What is required
Quote the listing below in its entirety.

Records to process
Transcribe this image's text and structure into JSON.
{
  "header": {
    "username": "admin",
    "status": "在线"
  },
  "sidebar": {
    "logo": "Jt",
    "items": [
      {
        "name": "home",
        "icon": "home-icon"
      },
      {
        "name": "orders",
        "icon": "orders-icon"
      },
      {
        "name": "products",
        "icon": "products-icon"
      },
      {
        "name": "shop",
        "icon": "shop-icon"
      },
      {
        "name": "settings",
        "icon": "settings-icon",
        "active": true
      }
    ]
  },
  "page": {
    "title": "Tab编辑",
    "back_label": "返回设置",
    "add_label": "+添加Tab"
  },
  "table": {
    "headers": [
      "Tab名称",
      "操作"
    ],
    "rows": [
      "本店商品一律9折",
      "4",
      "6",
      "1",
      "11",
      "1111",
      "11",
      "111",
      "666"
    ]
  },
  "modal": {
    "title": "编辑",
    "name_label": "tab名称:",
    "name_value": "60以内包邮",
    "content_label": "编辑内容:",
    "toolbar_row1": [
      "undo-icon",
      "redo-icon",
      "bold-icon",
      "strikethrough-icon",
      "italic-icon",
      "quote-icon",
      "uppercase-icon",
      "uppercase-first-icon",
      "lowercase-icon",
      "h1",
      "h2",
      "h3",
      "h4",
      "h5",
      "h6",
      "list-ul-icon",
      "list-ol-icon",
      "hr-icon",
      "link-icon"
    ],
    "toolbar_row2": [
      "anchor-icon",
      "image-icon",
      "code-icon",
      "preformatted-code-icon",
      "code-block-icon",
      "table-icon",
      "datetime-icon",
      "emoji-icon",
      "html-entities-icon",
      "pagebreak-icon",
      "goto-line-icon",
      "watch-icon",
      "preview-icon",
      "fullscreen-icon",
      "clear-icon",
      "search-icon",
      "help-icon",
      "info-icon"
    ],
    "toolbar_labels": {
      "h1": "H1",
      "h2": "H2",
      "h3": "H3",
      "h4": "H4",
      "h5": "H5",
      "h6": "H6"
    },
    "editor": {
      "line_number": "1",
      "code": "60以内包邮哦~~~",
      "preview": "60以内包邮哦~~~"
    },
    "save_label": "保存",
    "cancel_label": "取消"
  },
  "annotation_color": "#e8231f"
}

Output
Transcribe this image's text and structure into JSON.
{
  "header": {
    "username": "admin",
    "status": "在线"
  },
  "sidebar": {
    "logo": "Jt",
    "items": [
      {
        "name": "home",
        "icon": "home-icon"
      },
      {
        "name": "orders",
        "icon": "orders-icon"
      },
      {
        "name": "products",
        "icon": "products-icon"
      },
      {
        "name": "shop",
        "icon": "shop-icon"
      },
      {
        "name": "settings",
        "icon": "settings-icon",
        "active": true
      }
    ]
  },
  "page": {
    "title": "Tab编辑",
    "back_label": "返回设置",
    "add_label": "+添加Tab"
  },
  "table": {
    "headers": [
      "Tab名称",
      "操作"
    ],
    "rows": [
      "本店商品一律9折",
      "4",
      "6",
      "1",
      "11",
      "1111",
      "11",
      "111",
      "666"
    ]
  },
  "modal": {
    "title": "编辑",
    "name_label": "tab名称:",
    "name_value": "60以内包邮",
    "content_label": "编辑内容:",
    "toolbar_row1": [
      "undo-icon",
      "redo-icon",
      "bold-icon",
      "strikethrough-icon",
      "italic-icon",
      "quote-icon",
      "uppercase-icon",
      "uppercase-first-icon",
      "lowercase-icon",
      "h1",
      "h2",
      "h3",
      "h4",
      "h5",
      "h6",
      "list-ul-icon",
      "list-ol-icon",
      "hr-icon",
      "link-icon"
    ],
    "toolbar_row2": [
      "anchor-icon",
      "image-icon",
      "code-icon",
      "preformatted-code-icon",
      "code-block-icon",
      "table-icon",
      "datetime-icon",
      "emoji-icon",
      "html-entities-icon",
      "pagebreak-icon",
      "goto-line-icon",
      "watch-icon",
      "preview-icon",
      "fullscreen-icon",
      "clear-icon",
      "search-icon",
      "help-icon",
      "info-icon"
    ],
    "toolbar_labels": {
      "h1": "H1",
      "h2": "H2",
      "h3": "H3",
      "h4": "H4",
      "h5": "H5",
      "h6": "H6"
    },
    "editor": {
      "line_number": "1",
      "code": "60以内包邮哦~~~",
      "preview": "60以内包邮哦~~~"
    },
    "save_label": "保存",
    "cancel_label": "取消"
  },
  "annotation_color": "#e8231f"
}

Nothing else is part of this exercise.